There was a fine cello solo by Chris Nunally underlining lines about “country virgins,” sung by Florence Pike, Lady Billows’ housekeeper. The first of three allusions to Wagner’s “love potion” music from Tristan und Isolde was a burnished viola solo by Joey O’Donnell. These accompanied Albert’s consumption of rum-laced lemonade. Most memorable was the extended duet for bass clarinet (Ann Dervin) and bass flute (Jessica Dixon), towards the end of the Act II Interlude, a passage John Culshaw (in notes to the Decca opera recording) said is “where the flute seems to convey the tip-toe tranquility of the village evening while the clarinet, lurching about somewhat breathlessly and without a definite sense of direction, portrays the drunken Albert as he totters back to the shop.” O’Brien’s musical preparations were superb. The principals were concertmaster Leslie Connor, second violinist Chris Ellis, doublebassist William Morris, oboist Morgan Zentner, and bassoonist Shrieka Gilliard. During Lady Billows’ first speech and elsewhere, there were extended harp solos by Ellen Foster, and percussionist Jonathan Wacker rarely had a chance to rest. His tubular chimes played a significant part in underlining the action with “clock chimes.” The horn of John Champney in “its seafaring register… underlined (Lady Billows’) patriotic outburst in Act II.”

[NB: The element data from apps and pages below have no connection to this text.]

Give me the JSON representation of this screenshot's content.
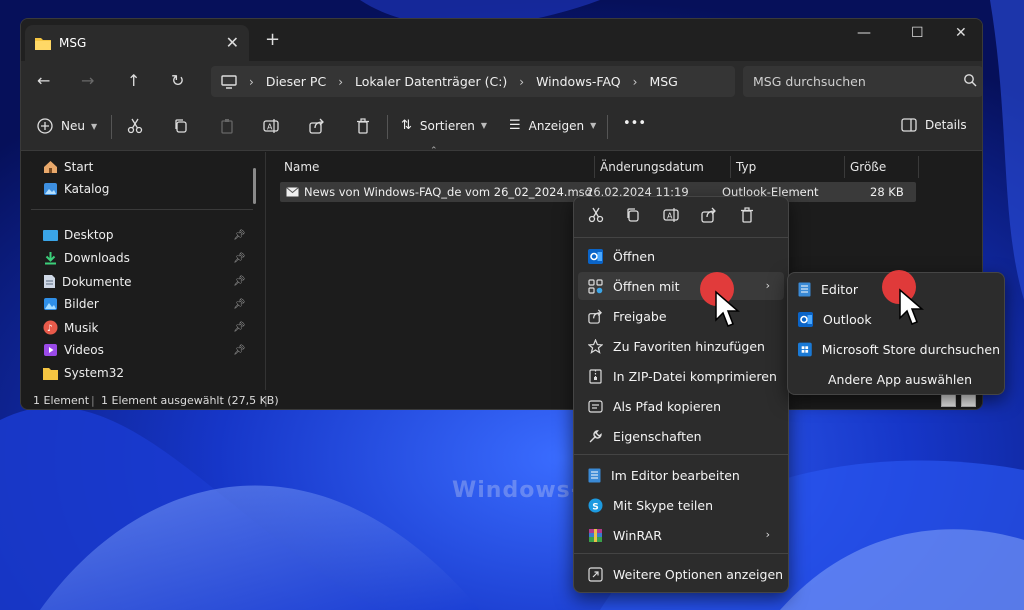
{
  "window": {
    "tab_title": "MSG",
    "tab_close": "✕",
    "new_tab": "+",
    "controls": [
      "—",
      "☐",
      "✕"
    ]
  },
  "nav": {
    "back": "←",
    "forward": "→",
    "up": "↑",
    "refresh": "↻",
    "breadcrumb": [
      "Dieser PC",
      "Lokaler Datenträger (C:)",
      "Windows-FAQ",
      "MSG"
    ],
    "breadcrumb_sep": "›",
    "search_placeholder": "MSG durchsuchen"
  },
  "toolbar": {
    "new_label": "Neu",
    "sort_label": "Sortieren",
    "view_label": "Anzeigen",
    "more_label": "•••",
    "details_label": "Details"
  },
  "sidebar": {
    "items": [
      {
        "label": "Start",
        "icon": "home-icon"
      },
      {
        "label": "Katalog",
        "icon": "gallery-icon"
      },
      {
        "label": "Desktop",
        "icon": "desktop-icon",
        "pinned": true
      },
      {
        "label": "Downloads",
        "icon": "download-icon",
        "pinned": true
      },
      {
        "label": "Dokumente",
        "icon": "document-icon",
        "pinned": true
      },
      {
        "label": "Bilder",
        "icon": "pictures-icon",
        "pinned": true
      },
      {
        "label": "Musik",
        "icon": "music-icon",
        "pinned": true
      },
      {
        "label": "Videos",
        "icon": "video-icon",
        "pinned": true
      },
      {
        "label": "System32",
        "icon": "folder-icon"
      }
    ]
  },
  "columns": {
    "name": "Name",
    "date": "Änderungsdatum",
    "type": "Typ",
    "size": "Größe"
  },
  "file": {
    "name": "News von Windows-FAQ_de vom 26_02_2024.msg",
    "date": "26.02.2024 11:19",
    "type": "Outlook-Element",
    "size": "28 KB"
  },
  "status": {
    "count": "1 Element",
    "selected": "1 Element ausgewählt (27,5 KB)"
  },
  "context_menu": {
    "items": [
      {
        "label": "Öffnen",
        "icon": "outlook-icon"
      },
      {
        "label": "Öffnen mit",
        "icon": "open-with-icon",
        "submenu": true
      },
      {
        "label": "Freigabe",
        "icon": "share-icon"
      },
      {
        "label": "Zu Favoriten hinzufügen",
        "icon": "star-icon"
      },
      {
        "label": "In ZIP-Datei komprimieren",
        "icon": "zip-icon"
      },
      {
        "label": "Als Pfad kopieren",
        "icon": "copy-path-icon"
      },
      {
        "label": "Eigenschaften",
        "icon": "wrench-icon"
      },
      {
        "label": "Im Editor bearbeiten",
        "icon": "notepad-icon"
      },
      {
        "label": "Mit Skype teilen",
        "icon": "skype-icon"
      },
      {
        "label": "WinRAR",
        "icon": "winrar-icon",
        "submenu": true
      },
      {
        "label": "Weitere Optionen anzeigen",
        "icon": "more-options-icon"
      }
    ],
    "submenu_arrow": "›"
  },
  "open_with": {
    "items": [
      {
        "label": "Editor",
        "icon": "notepad-icon"
      },
      {
        "label": "Outlook",
        "icon": "outlook-icon"
      },
      {
        "label": "Microsoft Store durchsuchen",
        "icon": "store-icon"
      },
      {
        "label": "Andere App auswählen"
      }
    ]
  },
  "watermark": "Windows-FAQ",
  "colors": {
    "accent": "#60cdff",
    "menu_bg": "#2c2c2c",
    "window_bg": "#1c1c1c",
    "click_marker": "#f03c3c"
  }
}
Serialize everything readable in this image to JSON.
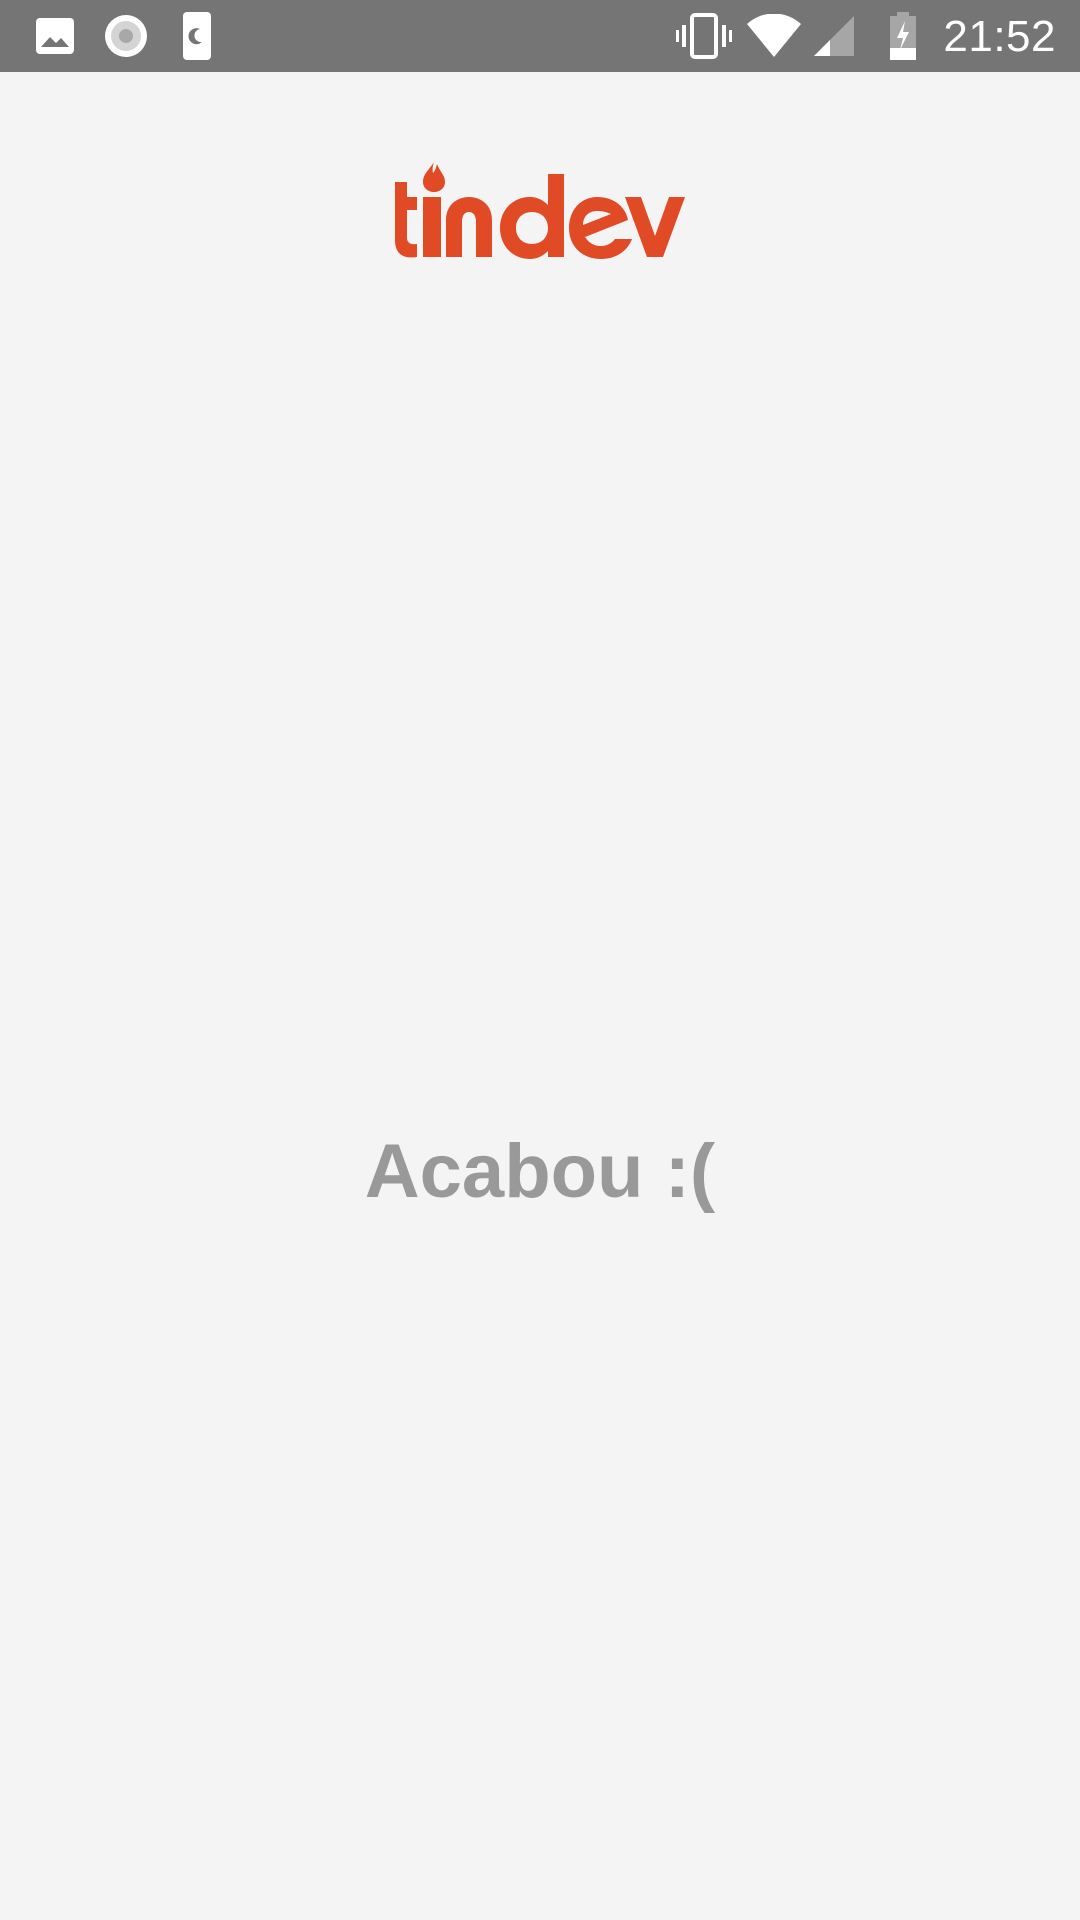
{
  "status_bar": {
    "time": "21:52",
    "left_icons": [
      "image-icon",
      "record-icon",
      "do-not-disturb-icon"
    ],
    "right_icons": [
      "vibrate-icon",
      "wifi-icon",
      "cell-signal-icon",
      "battery-charging-icon"
    ]
  },
  "header": {
    "logo_text": "tindev",
    "logo_color": "#e04a24"
  },
  "main": {
    "empty_message": "Acabou :("
  },
  "colors": {
    "background": "#f4f4f4",
    "status_bar": "#757575",
    "message_text": "#999999"
  }
}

Tenor William Trice’s voice was not always evenly supported, but he showed promise as Albert Herring. His acting was subtly developed, and his very gradual inebriation during his coronation party was especially memorable, as was the way in which he showed his growing dissatisfaction with life under his mother’s thumb. Taquisha Coley Rice was the imperious Lady Billows; her dramatic soprano lacked only the weight that will come with age. Mezzo-soprano Jill Broadway was ideal as the officious Florence Pike, Lady Billows’s housekeeper-cum “secret policeman.” Her précis of each village young woman was ideal. Erica Mundy brought a well-supported high soprano voice to the role of the eager schoolteacher, Miss Wordsworth. Michael LaRoche’s solid baritone enhanced the role of Mr. Gedge, the vicar. Jack Smith, as Mr. Upfold, the Mayor, has a ringing tenor voice; I would love to hear him perform Britten’s Serenade, for tenor, horn and strings. The slow-witted Police Superintendent Budd was brought off in ideal Gilbert and Sullivan fashion by bass Brandon Gaines; his character’s one bright and innovative idea is selecting a “May King.” Jermaine Smith brought a firm baritone to the role of the amorous Sid. Stephanie Elsayed’s evenly-supported mezzo-soprano was outstanding as she brought complexity to the role of Nancy. Was ever the delayed offer of “ripe peaches” more erotic? No children were used; the three village youngsters, Emmie, Cis and Harry, were ably taken by Mary Jean O’Dougherty, Shana Hammett and Meredith Williams, respectively.